The Dutch Way - Teach, Lead and Learn the Dutch Way
Authors: Alma Harris and Michelle Jones
The global interest in high performing education systems shows no signs of slowing down. The simple and persuasive argument of ‘borrowing from the best’ has placed an international spotlight on a select group of education systems and not others. While undoubtedly there is much than can be learned from cross-cultural comparisons, it is proposed that there is significantly more to be gained from in-depth country specific analysis.
A new book called the ‘The Dutch Way’ looks at an education system that is rarely featured in the global discourse on educational reform. The book includes contributions from a range of Dutch experts with the core aim to illuminate and exemplify different aspects of education in the Netherlands.
It is important to note that the book is not an uncritical celebration of all that makes up Dutch education. Rather, it is an empirically-informed, critically-reflective narrative compiled by those best placed to comment upon what has been achieved and what is still to be achieved within this context.
Overall, the book proposes that the Netherland seems to be 'a best kept educational secret’. The available evidence points to the fact that unlike many other education systems, some of them in the top 5 of PISA, the Dutch system demonstrates equity and excellence (OECD, 2016).
In terms of the percentages of youth who are not in employment, education or training, the track- record in the Netherlands is well below the OECD average. Since 2005, the percentage of young people in this category has not exceeded 5% and on average has stayed at 3.6%. This has profound societal consequences and reinforces the importance of equality of opportunity in Dutch society. The literacy level of adults in the Netherlands is high. The country comes third in international measures after Finland and Japan. The education system in the Netherlands balances strong school autonomy with strong public accountability.
The introductory section of the OECD (2016:11) report states:
‘The Dutch school system is one of the best in the OECD… It is also equitable with a very low proportion of low performers. Basic skills are very good on average while the system minimises weak basic skills among teenagers effectively as the East Asia champions of Japan and Korea. This is supplemented by a strong vocational education and training system with good labour market outcomes. The system is underpinned by a high level of decentralisation, balanced by a national examination system and a strong Inspectorate of Education, school financing which supports disadvantaged students, experimentation and innovation, and good data and research’.
The report concludes; ‘in many respects the Dutch education system stands out from the crowd’ (OECD 2016; 17).
So, what can we learn from the Dutch education system? What can the international community take away? Essentially, the book argues that there are three key lessons from the Dutch education system. First, the Netherlands does not rely on school competition or market forces to secure better educational performance. Conversely, it relies on strong collaboration between teachers, schools and municipalities to raise achievement and attainment.

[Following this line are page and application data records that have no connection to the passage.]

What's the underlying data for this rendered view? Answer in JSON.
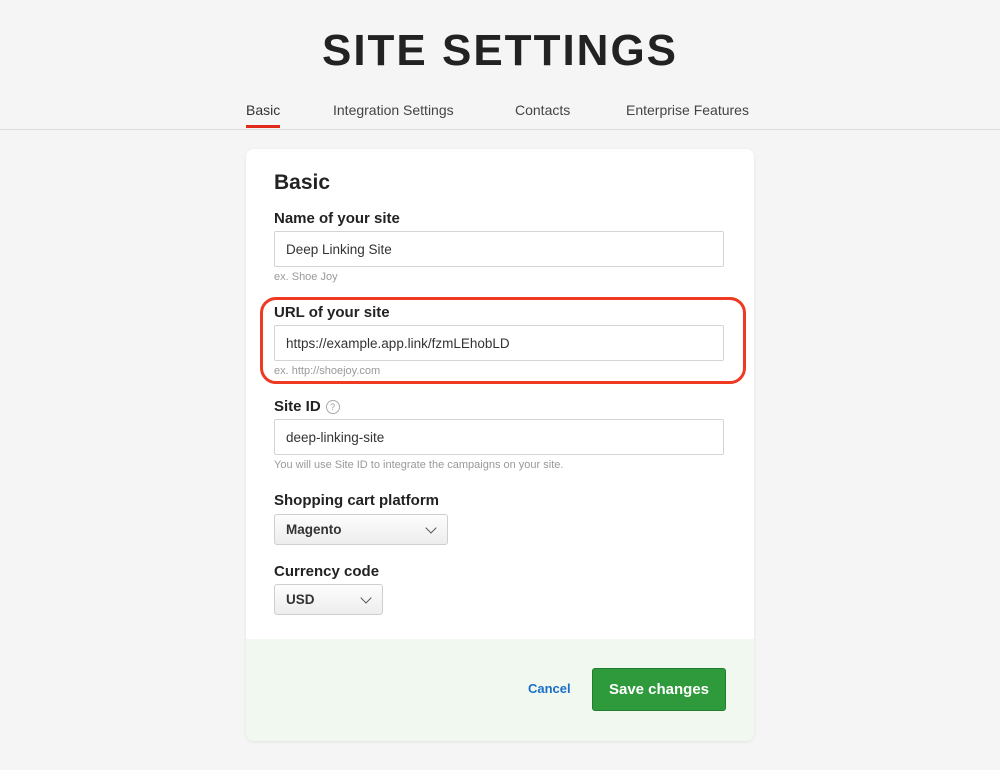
{
  "page": {
    "title": "SITE SETTINGS"
  },
  "tabs": [
    {
      "label": "Basic",
      "active": true
    },
    {
      "label": "Integration Settings",
      "active": false
    },
    {
      "label": "Contacts",
      "active": false
    },
    {
      "label": "Enterprise Features",
      "active": false
    }
  ],
  "form": {
    "section_title": "Basic",
    "site_name": {
      "label": "Name of your site",
      "value": "Deep Linking Site",
      "hint": "ex. Shoe Joy"
    },
    "site_url": {
      "label": "URL of your site",
      "value": "https://example.app.link/fzmLEhobLD",
      "hint": "ex. http://shoejoy.com"
    },
    "site_id": {
      "label": "Site ID",
      "help_icon": "?",
      "value": "deep-linking-site",
      "hint": "You will use Site ID to integrate the campaigns on your site."
    },
    "cart_platform": {
      "label": "Shopping cart platform",
      "selected": "Magento"
    },
    "currency": {
      "label": "Currency code",
      "selected": "USD"
    }
  },
  "actions": {
    "cancel_label": "Cancel",
    "save_label": "Save changes"
  },
  "colors": {
    "accent": "#e02a1b",
    "highlight": "#ee3a22",
    "save": "#2f9a3c",
    "link": "#1a6fc9",
    "footer_bg": "#f0f8f0"
  }
}
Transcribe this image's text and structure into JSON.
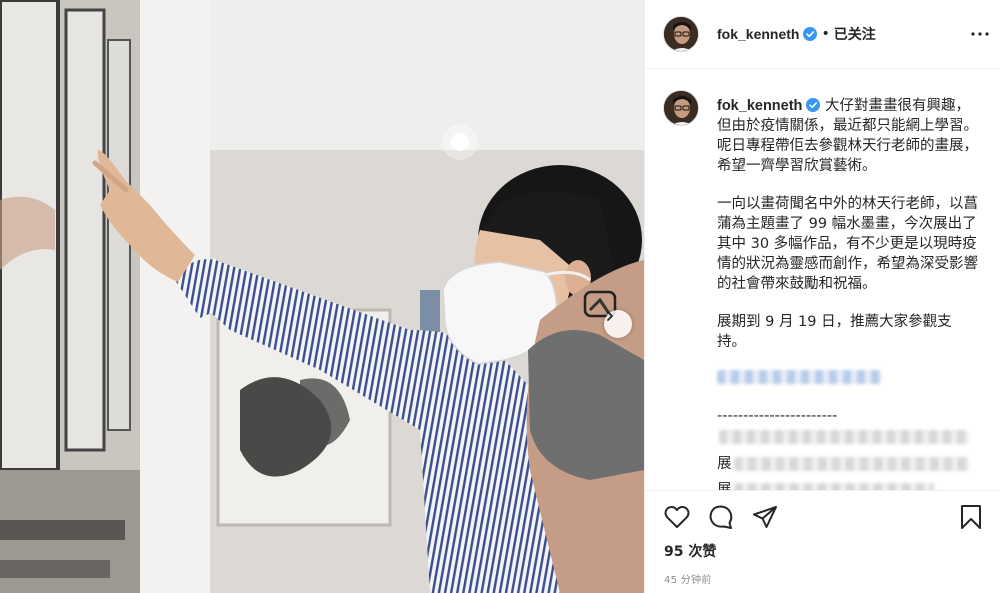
{
  "post": {
    "username": "fok_kenneth",
    "verified": true,
    "follow_status": "已关注",
    "caption_paragraphs": [
      "大仔對畫畫很有興趣，但由於疫情關係，最近都只能網上學習。呢日專程帶佢去參觀林天行老師的畫展，希望一齊學習欣賞藝術。",
      "一向以畫荷聞名中外的林天行老師，以菖蒲為主題畫了 99 幅水墨畫，今次展出了其中 30 多幅作品，有不少更是以現時疫情的狀況為靈感而創作，希望為深受影響的社會帶來鼓勵和祝福。",
      "展期到 9 月 19 日，推薦大家參觀支持。"
    ],
    "separator": "-----------------------",
    "blurred_line_prefix_1": "展",
    "blurred_line_prefix_2": "展",
    "likes": "95 次赞",
    "timestamp": "45 分钟前"
  },
  "icons": {
    "verified": "verified-badge-icon",
    "more": "more-options-icon",
    "like": "heart-icon",
    "comment": "comment-icon",
    "share": "share-icon",
    "save": "bookmark-icon",
    "next": "chevron-right-icon"
  },
  "colors": {
    "verified_blue": "#3897f0",
    "text": "#262626",
    "muted": "#8e8e8e",
    "border": "#efefef"
  }
}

Second, it does not exclude students from its education system who are disadvantaged, marginalised or are refugees from another country. Instead, it makes every effort to ensure that young people, from all backgrounds, do not leave school early and that they enter the workforce of higher education qualified to participate.
Third, the Dutch system shows that it is perfectly possible to combine educational equity and quality. While some may argue that there is more work to be done in this area, compared to many other countries the Dutch education system is undoubtedly moving in a positive direction.
While the Dutch education system, like all education systems, has shortcomings, its core educational values remain firmly fixed. The fact that the Dutch education system continues to demonstrate that excellence through equity is both imperative and achievable is not only profoundly hopeful but also captures the very essence of ‘The Dutch Way’.